*What the task requires*: In the material below, find every line with "адресу" and pull it out.

*Records provided*:

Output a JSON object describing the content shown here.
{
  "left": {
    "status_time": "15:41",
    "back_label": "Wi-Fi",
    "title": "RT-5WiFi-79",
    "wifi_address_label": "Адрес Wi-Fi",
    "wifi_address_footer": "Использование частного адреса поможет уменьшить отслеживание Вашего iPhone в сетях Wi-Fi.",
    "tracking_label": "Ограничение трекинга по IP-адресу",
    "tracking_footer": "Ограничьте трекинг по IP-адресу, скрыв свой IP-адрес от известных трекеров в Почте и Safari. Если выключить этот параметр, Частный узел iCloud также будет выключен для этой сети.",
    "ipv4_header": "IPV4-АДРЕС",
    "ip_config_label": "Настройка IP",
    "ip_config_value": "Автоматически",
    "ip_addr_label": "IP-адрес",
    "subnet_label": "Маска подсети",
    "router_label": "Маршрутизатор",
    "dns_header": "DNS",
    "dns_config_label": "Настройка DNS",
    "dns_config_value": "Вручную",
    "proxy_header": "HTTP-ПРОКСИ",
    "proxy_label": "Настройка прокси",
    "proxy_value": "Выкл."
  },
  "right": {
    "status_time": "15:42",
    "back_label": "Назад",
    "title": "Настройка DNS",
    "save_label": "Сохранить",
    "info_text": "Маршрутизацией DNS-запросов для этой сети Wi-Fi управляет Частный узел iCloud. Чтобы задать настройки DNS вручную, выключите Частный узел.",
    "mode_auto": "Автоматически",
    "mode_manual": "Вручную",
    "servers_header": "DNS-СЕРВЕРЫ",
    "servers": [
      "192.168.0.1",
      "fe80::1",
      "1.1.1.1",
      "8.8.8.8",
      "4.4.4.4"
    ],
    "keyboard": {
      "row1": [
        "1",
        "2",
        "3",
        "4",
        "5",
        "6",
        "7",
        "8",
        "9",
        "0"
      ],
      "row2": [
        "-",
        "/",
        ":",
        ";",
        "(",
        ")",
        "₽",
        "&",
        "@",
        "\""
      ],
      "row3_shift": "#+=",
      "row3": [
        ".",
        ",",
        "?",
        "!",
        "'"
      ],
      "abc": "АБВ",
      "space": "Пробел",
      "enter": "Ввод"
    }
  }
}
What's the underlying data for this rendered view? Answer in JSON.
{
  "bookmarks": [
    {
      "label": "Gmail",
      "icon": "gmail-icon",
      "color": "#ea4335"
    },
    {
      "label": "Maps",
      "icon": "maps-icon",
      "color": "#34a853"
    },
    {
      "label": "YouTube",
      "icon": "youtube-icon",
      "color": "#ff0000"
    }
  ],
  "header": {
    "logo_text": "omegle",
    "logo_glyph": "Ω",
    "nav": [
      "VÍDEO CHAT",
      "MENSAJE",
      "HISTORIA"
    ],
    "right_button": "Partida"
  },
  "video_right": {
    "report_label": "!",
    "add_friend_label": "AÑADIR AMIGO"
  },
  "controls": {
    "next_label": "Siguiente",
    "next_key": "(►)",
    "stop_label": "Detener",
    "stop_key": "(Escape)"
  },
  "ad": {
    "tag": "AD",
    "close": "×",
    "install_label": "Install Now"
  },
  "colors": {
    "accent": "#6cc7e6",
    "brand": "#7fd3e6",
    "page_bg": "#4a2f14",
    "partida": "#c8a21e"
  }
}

*Exercise output*:
    "tracking_label": "Ограничение трекинга по IP-адресу",
    "tracking_footer": "Ограничьте трекинг по IP-адресу, скрыв свой IP-адрес от известных трекеров в Почте и Safari. Если выключить этот параметр, Частный узел iCloud также будет выключен для этой сети.",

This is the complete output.